[Records from a collection]
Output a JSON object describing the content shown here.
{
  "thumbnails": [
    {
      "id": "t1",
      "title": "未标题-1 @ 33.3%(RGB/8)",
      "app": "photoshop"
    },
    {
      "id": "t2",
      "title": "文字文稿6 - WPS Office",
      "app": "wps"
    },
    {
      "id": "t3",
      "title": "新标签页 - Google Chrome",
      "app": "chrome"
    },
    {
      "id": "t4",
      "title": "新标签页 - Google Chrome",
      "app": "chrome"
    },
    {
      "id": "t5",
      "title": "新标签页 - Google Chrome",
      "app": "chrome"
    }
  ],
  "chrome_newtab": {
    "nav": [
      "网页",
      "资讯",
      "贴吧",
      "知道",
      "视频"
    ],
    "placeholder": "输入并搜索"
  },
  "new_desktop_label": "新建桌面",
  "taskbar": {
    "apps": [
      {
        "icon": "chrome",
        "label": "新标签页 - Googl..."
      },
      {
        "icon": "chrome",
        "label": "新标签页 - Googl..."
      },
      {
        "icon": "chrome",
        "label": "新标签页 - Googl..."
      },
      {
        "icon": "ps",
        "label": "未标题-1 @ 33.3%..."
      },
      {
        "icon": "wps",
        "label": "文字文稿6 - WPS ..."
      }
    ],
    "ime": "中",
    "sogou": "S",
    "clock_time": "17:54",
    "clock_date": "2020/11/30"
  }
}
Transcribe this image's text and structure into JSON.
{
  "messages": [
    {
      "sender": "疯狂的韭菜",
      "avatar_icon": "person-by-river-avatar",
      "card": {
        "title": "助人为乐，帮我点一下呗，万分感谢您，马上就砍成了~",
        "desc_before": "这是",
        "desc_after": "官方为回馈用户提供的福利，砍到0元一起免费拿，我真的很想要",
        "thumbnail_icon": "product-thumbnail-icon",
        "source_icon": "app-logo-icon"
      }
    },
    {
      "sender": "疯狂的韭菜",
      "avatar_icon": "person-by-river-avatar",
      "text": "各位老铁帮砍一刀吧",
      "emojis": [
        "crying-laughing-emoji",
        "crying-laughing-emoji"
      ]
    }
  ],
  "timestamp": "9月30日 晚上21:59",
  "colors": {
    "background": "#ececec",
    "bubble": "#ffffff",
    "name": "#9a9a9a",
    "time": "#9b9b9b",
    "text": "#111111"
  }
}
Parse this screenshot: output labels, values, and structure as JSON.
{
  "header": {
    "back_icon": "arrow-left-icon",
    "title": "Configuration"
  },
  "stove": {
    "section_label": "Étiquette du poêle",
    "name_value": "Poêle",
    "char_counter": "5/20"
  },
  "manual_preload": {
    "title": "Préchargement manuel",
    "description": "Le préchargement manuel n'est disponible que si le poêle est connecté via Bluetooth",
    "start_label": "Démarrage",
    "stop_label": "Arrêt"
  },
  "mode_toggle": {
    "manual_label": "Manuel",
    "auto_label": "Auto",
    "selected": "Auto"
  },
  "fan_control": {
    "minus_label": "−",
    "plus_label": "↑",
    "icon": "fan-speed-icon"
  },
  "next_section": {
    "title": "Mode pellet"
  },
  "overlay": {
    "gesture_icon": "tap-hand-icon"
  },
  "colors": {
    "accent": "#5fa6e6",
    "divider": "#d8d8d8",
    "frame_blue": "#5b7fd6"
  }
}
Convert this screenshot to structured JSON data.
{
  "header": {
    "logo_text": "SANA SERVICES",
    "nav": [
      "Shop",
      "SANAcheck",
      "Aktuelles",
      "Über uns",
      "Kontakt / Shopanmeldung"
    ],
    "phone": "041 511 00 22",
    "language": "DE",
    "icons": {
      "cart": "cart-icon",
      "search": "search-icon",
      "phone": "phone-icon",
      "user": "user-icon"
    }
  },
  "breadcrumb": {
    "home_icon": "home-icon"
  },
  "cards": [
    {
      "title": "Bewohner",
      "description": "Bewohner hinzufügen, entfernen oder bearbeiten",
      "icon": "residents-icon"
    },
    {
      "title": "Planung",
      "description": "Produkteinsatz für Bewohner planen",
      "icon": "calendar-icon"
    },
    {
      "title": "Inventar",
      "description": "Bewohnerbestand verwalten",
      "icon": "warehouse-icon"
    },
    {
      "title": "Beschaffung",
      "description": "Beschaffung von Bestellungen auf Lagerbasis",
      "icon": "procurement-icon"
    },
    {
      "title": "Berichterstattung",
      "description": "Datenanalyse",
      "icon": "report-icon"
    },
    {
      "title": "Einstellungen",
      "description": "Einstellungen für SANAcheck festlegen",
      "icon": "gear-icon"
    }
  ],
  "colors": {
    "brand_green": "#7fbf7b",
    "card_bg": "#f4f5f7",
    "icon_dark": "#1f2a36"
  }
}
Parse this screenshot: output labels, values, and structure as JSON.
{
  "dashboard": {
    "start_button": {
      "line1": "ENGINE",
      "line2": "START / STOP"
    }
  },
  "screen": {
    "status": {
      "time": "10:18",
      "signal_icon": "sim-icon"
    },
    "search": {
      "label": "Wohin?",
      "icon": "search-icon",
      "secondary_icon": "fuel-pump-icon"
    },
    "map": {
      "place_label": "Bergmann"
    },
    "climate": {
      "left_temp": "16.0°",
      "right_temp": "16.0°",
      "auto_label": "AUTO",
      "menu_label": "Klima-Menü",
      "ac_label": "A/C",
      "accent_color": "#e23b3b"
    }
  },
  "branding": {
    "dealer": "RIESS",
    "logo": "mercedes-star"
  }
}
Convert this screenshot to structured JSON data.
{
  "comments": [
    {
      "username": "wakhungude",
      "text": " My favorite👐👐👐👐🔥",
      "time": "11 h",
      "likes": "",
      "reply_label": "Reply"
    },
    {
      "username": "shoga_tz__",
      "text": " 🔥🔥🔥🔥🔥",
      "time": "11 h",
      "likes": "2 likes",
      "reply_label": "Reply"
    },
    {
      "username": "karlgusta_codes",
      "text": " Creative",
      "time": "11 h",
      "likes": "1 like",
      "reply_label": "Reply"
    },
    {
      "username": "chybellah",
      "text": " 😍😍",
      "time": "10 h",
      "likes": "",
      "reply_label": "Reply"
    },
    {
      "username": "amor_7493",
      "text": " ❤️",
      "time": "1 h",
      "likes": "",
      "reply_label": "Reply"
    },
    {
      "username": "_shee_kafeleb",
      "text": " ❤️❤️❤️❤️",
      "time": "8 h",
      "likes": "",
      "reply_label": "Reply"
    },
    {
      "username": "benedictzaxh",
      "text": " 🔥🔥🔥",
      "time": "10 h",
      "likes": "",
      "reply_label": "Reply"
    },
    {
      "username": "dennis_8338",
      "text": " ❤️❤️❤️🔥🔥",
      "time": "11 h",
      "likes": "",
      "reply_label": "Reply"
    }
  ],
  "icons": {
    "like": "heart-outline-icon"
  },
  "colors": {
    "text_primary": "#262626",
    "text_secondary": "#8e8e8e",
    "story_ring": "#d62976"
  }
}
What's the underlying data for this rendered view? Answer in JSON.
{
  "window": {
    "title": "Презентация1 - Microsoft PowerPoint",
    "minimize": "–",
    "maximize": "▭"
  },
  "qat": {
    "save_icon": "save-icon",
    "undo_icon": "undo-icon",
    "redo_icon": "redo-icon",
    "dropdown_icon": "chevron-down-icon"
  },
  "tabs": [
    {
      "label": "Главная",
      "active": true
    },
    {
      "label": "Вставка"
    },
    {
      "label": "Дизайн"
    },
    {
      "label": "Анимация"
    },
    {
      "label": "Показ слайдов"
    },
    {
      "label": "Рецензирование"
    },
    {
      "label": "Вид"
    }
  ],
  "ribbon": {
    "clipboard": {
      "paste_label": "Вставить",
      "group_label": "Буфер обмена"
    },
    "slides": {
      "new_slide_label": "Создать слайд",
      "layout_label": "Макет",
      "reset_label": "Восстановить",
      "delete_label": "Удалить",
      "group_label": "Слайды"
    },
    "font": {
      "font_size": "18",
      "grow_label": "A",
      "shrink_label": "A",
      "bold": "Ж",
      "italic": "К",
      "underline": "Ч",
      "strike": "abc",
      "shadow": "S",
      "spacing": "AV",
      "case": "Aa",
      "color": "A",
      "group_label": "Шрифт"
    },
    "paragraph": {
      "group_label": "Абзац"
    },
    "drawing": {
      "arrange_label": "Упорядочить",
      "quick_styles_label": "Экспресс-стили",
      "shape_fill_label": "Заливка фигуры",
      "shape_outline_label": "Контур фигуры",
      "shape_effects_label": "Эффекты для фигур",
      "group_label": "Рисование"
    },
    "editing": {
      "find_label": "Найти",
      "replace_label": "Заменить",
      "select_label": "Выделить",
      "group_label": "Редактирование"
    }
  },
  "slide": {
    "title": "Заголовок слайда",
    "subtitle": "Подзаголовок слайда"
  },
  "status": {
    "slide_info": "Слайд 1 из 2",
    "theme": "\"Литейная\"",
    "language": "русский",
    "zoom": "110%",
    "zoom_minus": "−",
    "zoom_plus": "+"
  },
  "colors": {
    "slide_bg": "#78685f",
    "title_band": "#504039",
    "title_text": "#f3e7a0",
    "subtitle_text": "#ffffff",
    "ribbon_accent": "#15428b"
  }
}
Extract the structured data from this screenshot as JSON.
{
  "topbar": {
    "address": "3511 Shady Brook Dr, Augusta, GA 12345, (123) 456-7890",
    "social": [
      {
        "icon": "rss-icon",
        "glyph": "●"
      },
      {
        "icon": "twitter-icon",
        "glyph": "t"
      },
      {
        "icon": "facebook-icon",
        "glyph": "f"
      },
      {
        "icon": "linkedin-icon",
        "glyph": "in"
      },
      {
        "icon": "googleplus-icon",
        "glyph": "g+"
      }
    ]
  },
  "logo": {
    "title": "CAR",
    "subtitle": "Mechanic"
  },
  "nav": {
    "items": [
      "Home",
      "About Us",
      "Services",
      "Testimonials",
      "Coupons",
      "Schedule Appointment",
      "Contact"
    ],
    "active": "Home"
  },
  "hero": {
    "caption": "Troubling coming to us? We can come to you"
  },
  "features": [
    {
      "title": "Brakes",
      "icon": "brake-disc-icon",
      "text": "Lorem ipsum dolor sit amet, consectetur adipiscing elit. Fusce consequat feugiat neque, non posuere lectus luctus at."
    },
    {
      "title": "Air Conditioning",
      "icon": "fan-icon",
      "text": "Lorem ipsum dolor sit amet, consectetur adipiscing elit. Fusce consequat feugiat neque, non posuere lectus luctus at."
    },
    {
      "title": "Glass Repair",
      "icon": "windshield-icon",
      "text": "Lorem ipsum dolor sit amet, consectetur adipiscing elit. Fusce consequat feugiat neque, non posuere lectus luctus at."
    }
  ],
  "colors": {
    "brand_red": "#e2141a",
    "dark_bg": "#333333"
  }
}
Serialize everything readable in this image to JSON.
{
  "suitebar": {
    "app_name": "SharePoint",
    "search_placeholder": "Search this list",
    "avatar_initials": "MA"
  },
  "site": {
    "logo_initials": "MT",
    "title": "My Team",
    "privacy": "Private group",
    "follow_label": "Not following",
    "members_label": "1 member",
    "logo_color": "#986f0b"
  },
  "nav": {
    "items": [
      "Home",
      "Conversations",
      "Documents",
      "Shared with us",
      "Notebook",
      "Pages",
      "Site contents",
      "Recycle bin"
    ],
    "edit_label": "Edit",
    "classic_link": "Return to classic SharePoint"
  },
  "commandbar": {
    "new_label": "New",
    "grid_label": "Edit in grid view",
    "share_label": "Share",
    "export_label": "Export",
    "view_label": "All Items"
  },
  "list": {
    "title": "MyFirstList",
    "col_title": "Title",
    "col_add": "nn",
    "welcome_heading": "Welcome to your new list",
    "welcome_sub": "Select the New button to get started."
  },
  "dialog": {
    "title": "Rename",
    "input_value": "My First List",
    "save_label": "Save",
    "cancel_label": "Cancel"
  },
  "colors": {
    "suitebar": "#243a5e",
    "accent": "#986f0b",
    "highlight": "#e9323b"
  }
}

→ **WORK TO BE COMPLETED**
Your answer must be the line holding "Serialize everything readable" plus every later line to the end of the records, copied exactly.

→ **EXERCISE ANSWER**
Serialize everything readable in this image to JSON.
{
  "suitebar": {
    "app_name": "SharePoint",
    "search_placeholder": "Search this list",
    "avatar_initials": "MA"
  },
  "site": {
    "logo_initials": "MT",
    "title": "My Team",
    "privacy": "Private group",
    "follow_label": "Not following",
    "members_label": "1 member",
    "logo_color": "#986f0b"
  },
  "nav": {
    "items": [
      "Home",
      "Conversations",
      "Documents",
      "Shared with us",
      "Notebook",
      "Pages",
      "Site contents",
      "Recycle bin"
    ],
    "edit_label": "Edit",
    "classic_link": "Return to classic SharePoint"
  },
  "commandbar": {
    "new_label": "New",
    "grid_label": "Edit in grid view",
    "share_label": "Share",
    "export_label": "Export",
    "view_label": "All Items"
  },
  "list": {
    "title": "MyFirstList",
    "col_title": "Title",
    "col_add": "nn",
    "welcome_heading": "Welcome to your new list",
    "welcome_sub": "Select the New button to get started."
  },
  "dialog": {
    "title": "Rename",
    "input_value": "My First List",
    "save_label": "Save",
    "cancel_label": "Cancel"
  },
  "colors": {
    "suitebar": "#243a5e",
    "accent": "#986f0b",
    "highlight": "#e9323b"
  }
}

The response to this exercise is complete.